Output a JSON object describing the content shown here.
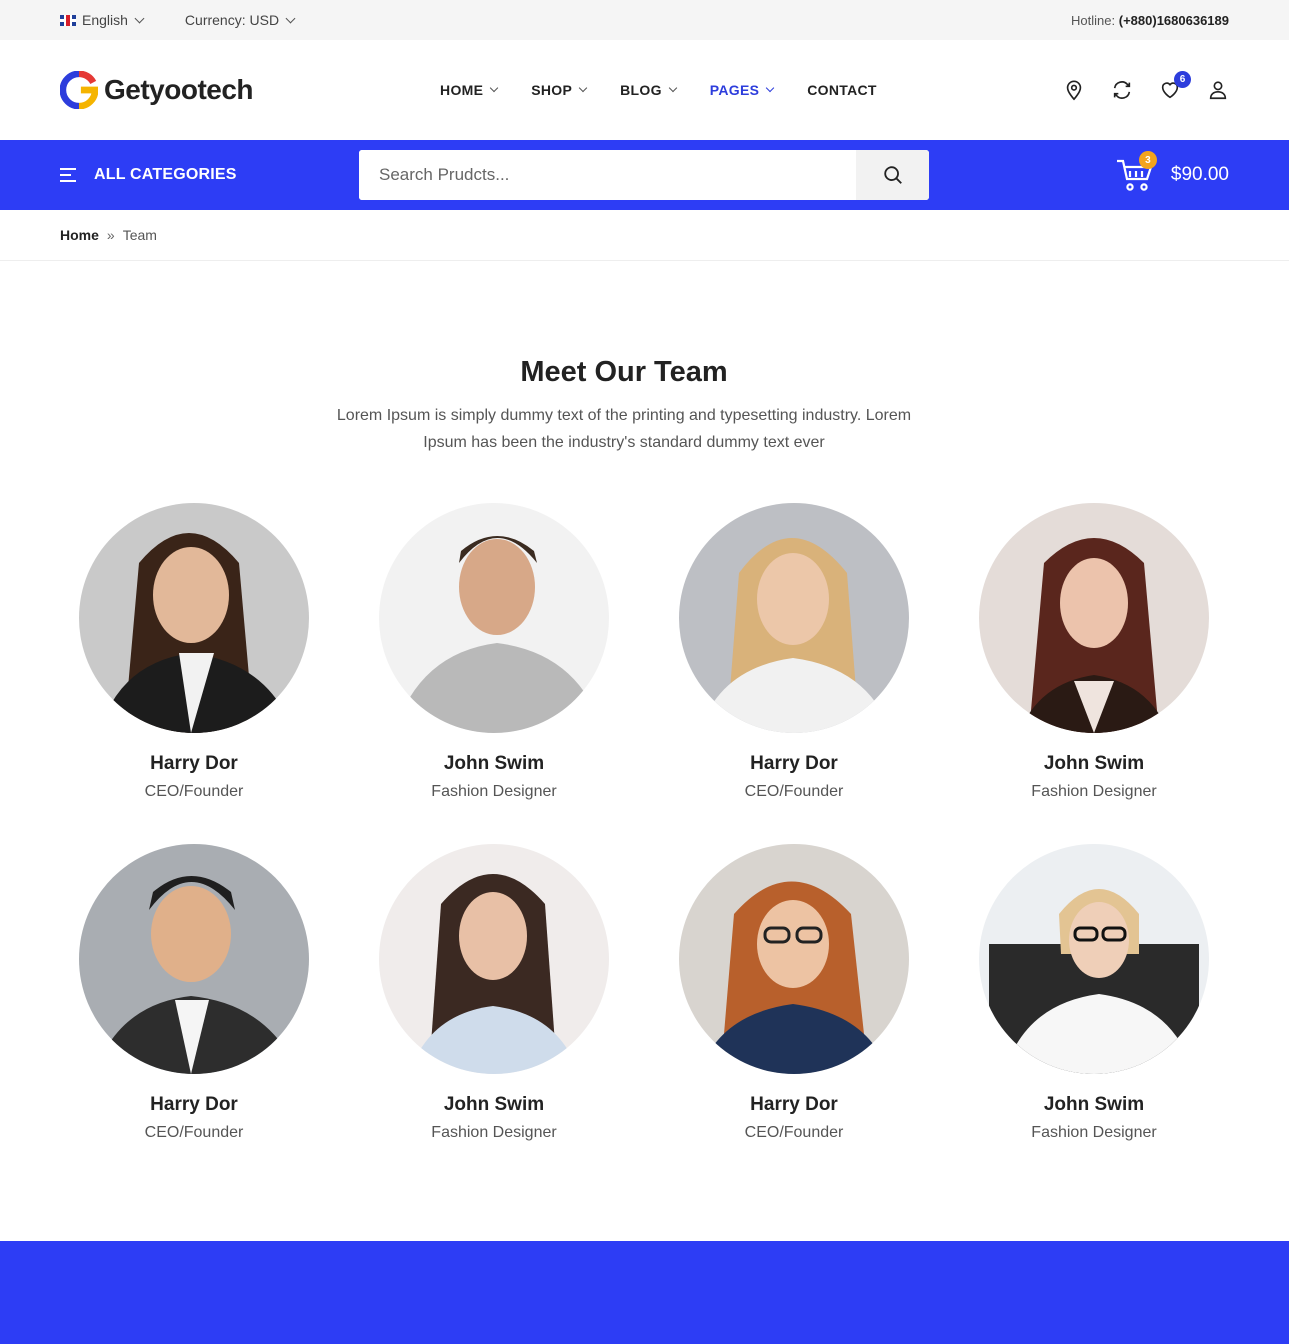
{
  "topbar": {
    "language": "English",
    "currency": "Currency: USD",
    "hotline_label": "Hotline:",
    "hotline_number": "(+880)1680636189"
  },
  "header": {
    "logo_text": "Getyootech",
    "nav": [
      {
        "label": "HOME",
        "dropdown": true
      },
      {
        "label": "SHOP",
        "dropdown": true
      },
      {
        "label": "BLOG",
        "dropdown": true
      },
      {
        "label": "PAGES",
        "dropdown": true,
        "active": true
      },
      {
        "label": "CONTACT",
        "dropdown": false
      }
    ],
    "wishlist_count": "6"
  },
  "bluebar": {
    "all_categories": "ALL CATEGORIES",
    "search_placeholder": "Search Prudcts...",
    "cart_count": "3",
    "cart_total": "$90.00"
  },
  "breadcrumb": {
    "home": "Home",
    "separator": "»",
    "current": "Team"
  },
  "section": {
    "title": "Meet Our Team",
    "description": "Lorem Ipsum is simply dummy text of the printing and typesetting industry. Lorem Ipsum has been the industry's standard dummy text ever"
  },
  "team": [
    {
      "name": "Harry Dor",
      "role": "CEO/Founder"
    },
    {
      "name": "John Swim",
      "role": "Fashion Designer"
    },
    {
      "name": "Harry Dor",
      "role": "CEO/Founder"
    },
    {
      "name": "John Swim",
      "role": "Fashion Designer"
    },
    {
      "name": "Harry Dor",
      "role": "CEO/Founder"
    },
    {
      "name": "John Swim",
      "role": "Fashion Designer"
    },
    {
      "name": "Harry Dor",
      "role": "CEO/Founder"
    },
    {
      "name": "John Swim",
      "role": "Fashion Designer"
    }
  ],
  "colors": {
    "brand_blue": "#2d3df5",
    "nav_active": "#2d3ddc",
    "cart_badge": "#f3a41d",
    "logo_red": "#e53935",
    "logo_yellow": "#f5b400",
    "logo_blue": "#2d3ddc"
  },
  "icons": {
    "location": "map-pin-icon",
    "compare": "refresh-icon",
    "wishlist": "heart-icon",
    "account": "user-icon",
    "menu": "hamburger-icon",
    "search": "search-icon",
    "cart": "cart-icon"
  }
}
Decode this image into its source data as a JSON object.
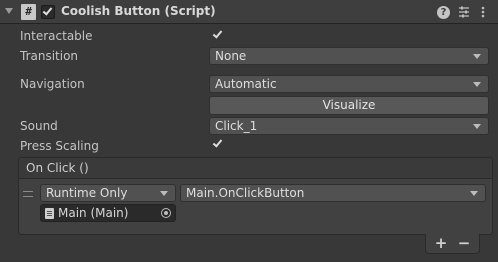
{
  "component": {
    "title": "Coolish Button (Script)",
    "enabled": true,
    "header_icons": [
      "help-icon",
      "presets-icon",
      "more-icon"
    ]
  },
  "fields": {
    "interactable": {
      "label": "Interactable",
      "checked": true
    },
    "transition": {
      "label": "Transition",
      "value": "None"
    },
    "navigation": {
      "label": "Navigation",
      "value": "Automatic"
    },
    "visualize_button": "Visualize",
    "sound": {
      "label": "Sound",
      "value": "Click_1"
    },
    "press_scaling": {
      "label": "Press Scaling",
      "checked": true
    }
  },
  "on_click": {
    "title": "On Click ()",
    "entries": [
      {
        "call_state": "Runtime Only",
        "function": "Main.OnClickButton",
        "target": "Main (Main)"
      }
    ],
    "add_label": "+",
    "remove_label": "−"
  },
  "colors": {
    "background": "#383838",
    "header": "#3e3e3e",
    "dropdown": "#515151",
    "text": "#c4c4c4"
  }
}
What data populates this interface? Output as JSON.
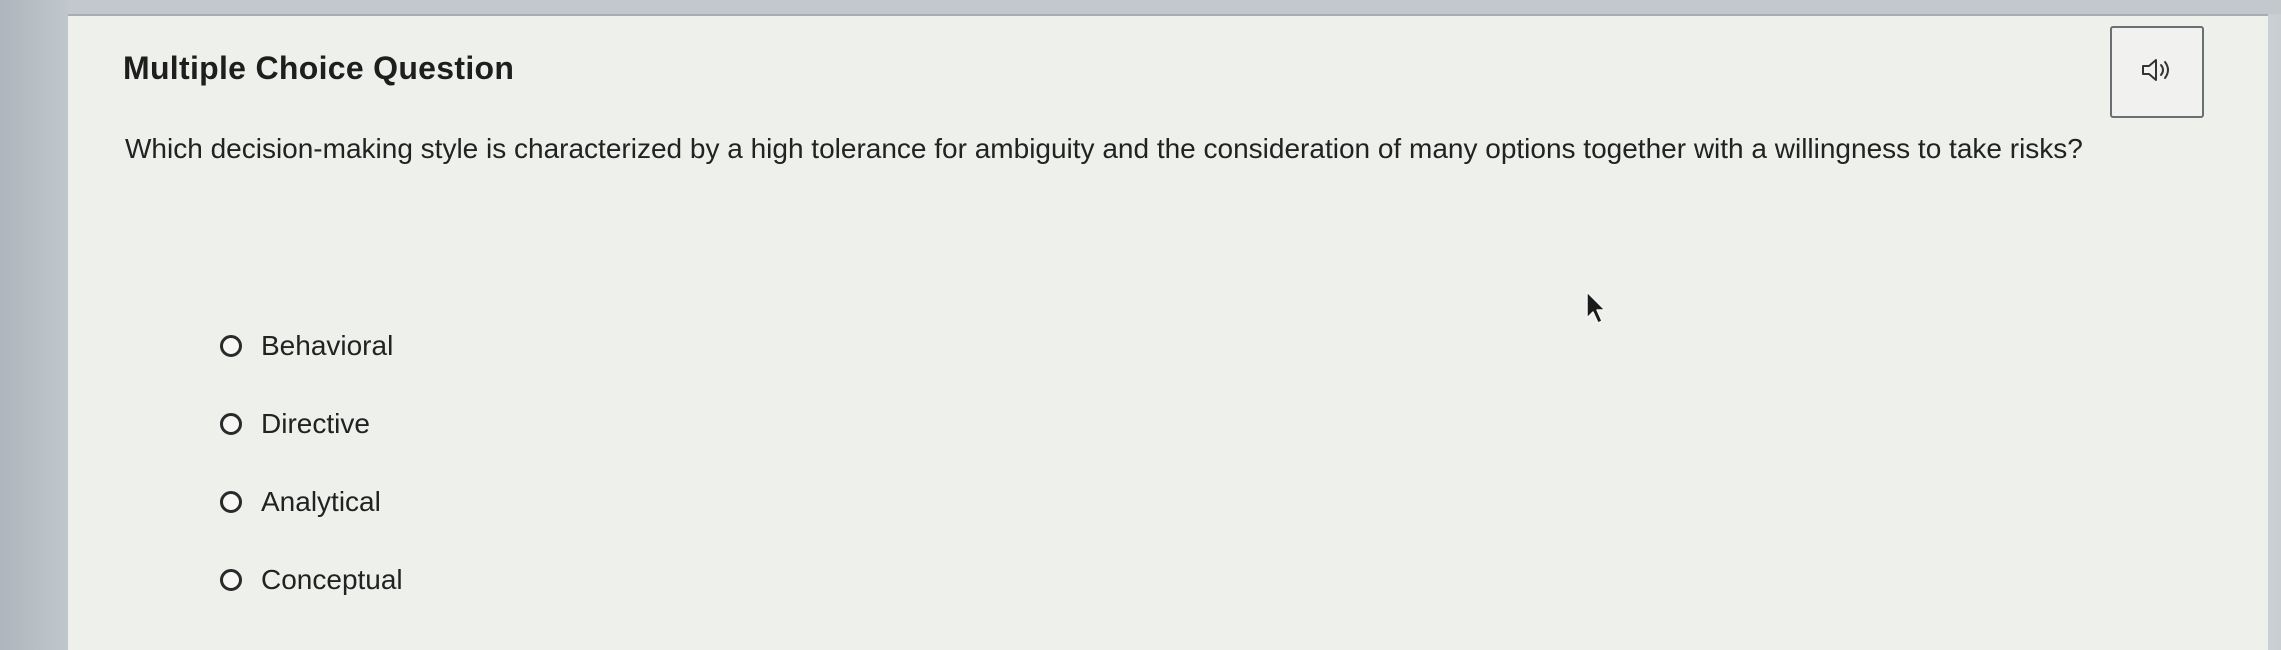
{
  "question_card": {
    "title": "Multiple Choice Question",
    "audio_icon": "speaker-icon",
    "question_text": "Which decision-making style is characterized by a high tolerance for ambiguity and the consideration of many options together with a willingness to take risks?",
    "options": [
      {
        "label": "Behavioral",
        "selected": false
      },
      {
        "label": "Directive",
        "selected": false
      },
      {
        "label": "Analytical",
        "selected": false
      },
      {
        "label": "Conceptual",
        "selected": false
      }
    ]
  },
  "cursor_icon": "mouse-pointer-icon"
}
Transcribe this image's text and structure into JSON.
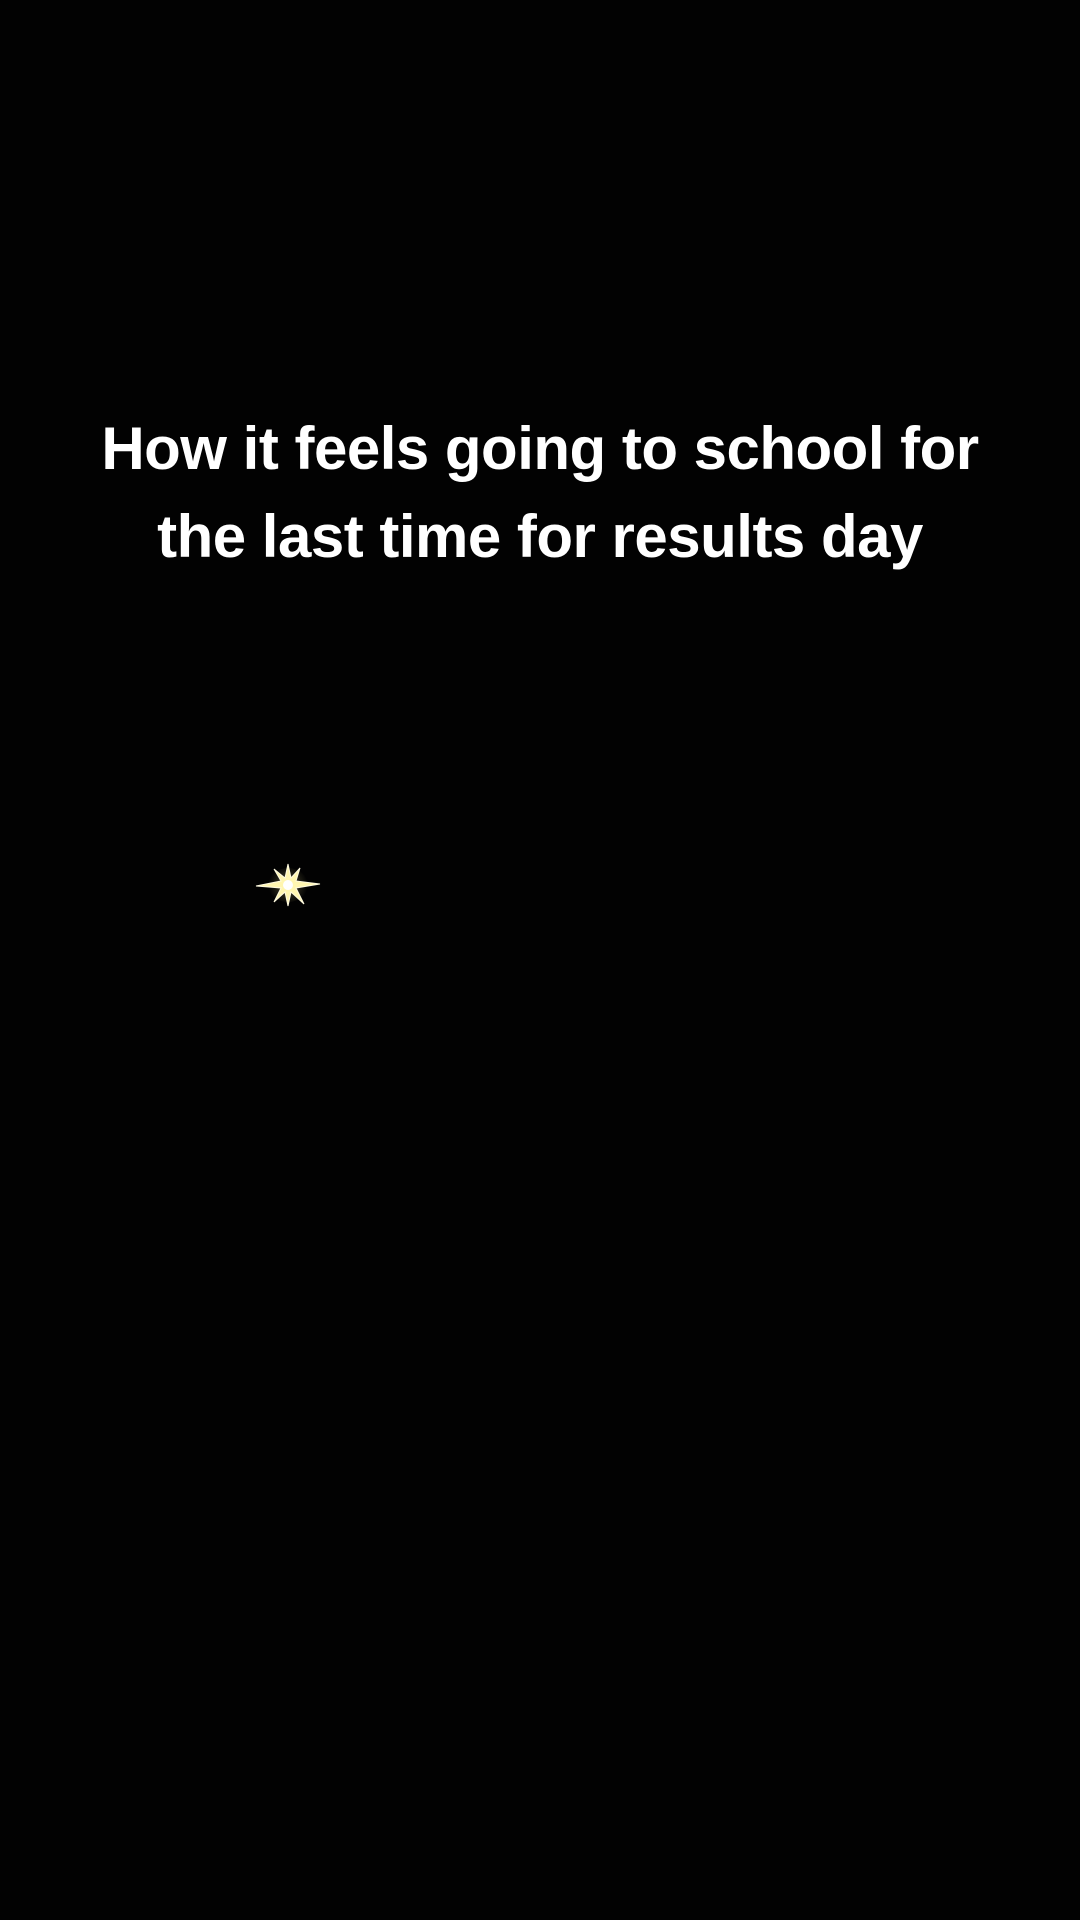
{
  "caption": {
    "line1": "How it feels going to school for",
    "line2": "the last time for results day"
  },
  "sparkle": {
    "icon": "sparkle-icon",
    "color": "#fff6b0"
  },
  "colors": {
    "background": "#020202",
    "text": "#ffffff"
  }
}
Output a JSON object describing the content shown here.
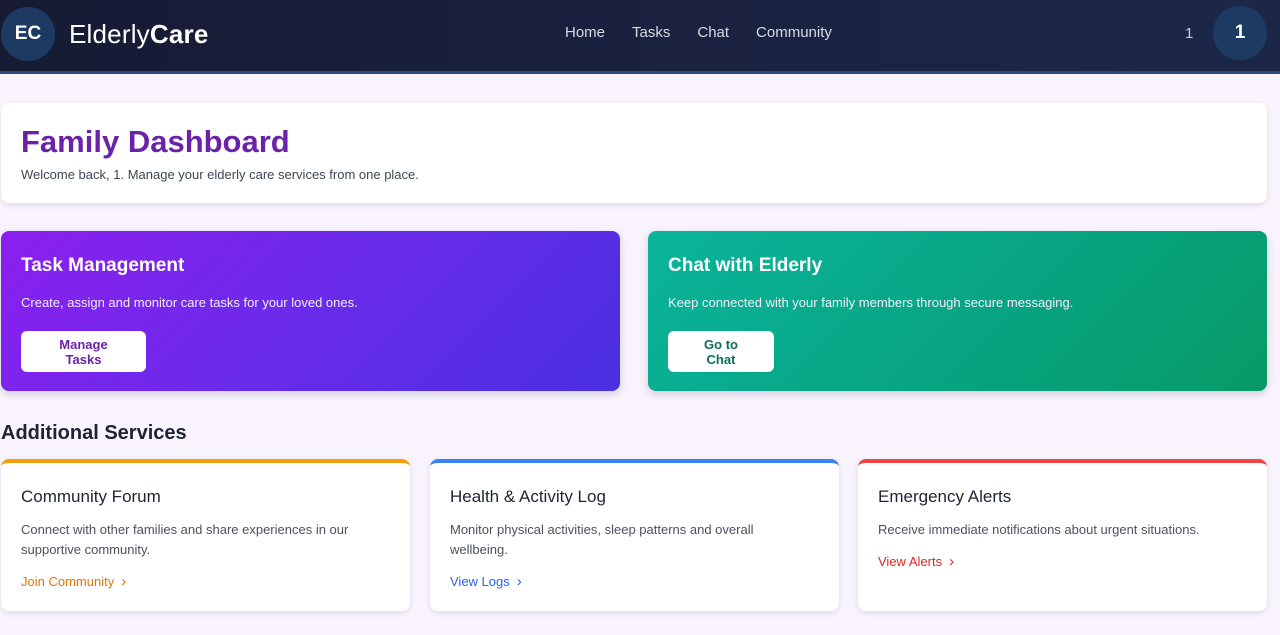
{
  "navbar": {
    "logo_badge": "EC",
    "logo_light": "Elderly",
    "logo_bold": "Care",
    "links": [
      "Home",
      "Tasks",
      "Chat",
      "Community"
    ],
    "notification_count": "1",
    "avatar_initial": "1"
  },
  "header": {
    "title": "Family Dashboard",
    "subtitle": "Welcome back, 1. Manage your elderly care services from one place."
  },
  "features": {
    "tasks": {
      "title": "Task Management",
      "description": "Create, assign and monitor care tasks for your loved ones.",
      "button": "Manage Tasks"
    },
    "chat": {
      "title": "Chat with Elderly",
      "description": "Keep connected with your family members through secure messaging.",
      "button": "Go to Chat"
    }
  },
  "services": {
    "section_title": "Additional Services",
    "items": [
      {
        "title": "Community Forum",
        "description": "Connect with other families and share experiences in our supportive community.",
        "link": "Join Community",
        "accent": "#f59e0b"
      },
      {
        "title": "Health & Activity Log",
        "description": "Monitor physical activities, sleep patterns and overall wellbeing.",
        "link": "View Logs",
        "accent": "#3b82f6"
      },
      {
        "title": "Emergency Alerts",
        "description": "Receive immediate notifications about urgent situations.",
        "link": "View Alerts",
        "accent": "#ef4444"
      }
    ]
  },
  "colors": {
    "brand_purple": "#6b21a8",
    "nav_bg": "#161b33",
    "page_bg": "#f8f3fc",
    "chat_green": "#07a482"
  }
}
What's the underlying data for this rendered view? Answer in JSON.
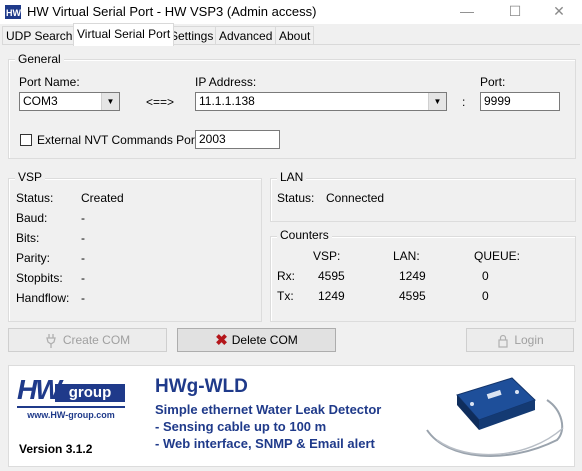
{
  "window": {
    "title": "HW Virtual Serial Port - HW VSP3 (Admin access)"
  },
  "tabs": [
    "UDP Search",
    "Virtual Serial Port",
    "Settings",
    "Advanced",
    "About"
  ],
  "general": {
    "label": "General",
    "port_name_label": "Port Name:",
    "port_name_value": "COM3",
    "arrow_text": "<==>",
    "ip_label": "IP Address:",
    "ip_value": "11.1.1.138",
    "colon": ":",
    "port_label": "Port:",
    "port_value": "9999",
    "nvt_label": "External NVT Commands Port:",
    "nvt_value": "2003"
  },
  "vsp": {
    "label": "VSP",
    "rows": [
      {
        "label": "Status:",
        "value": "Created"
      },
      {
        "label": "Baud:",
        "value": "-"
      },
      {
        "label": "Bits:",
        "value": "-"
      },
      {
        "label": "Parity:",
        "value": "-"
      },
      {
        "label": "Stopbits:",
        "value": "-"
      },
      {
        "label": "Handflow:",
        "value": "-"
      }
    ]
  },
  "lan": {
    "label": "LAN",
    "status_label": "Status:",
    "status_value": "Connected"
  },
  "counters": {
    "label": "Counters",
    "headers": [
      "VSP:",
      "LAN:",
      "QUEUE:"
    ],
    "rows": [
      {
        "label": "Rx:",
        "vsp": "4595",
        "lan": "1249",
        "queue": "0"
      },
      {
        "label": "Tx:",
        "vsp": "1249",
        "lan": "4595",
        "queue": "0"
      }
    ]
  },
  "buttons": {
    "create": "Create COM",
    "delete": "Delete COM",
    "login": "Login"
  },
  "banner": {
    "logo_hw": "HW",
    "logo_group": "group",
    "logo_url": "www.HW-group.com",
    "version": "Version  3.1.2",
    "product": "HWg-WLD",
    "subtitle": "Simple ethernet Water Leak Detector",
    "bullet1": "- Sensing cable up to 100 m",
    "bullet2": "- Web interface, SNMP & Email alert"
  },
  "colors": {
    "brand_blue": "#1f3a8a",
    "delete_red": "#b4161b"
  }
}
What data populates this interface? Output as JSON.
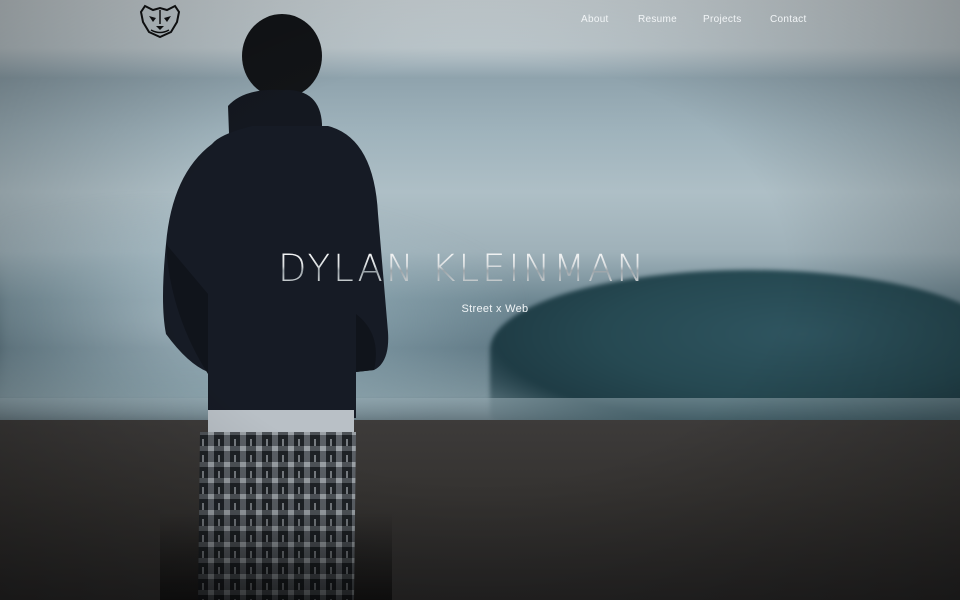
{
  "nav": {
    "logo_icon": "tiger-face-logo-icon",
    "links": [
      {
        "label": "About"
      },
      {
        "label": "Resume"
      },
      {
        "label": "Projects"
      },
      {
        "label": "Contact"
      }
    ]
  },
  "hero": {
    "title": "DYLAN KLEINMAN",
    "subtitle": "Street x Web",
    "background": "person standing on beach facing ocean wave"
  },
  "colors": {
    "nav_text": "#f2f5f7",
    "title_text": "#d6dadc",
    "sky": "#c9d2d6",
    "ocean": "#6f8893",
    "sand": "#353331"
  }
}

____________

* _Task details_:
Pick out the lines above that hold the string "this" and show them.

* _Solved exercise_:
Decode this image into its source data as a JSON object.
What data populates this interface? Output as JSON.
Transcribe this image's text and structure into JSON.
What's the underlying data for this rendered view? Answer in JSON.
What data populates this interface? Output as JSON.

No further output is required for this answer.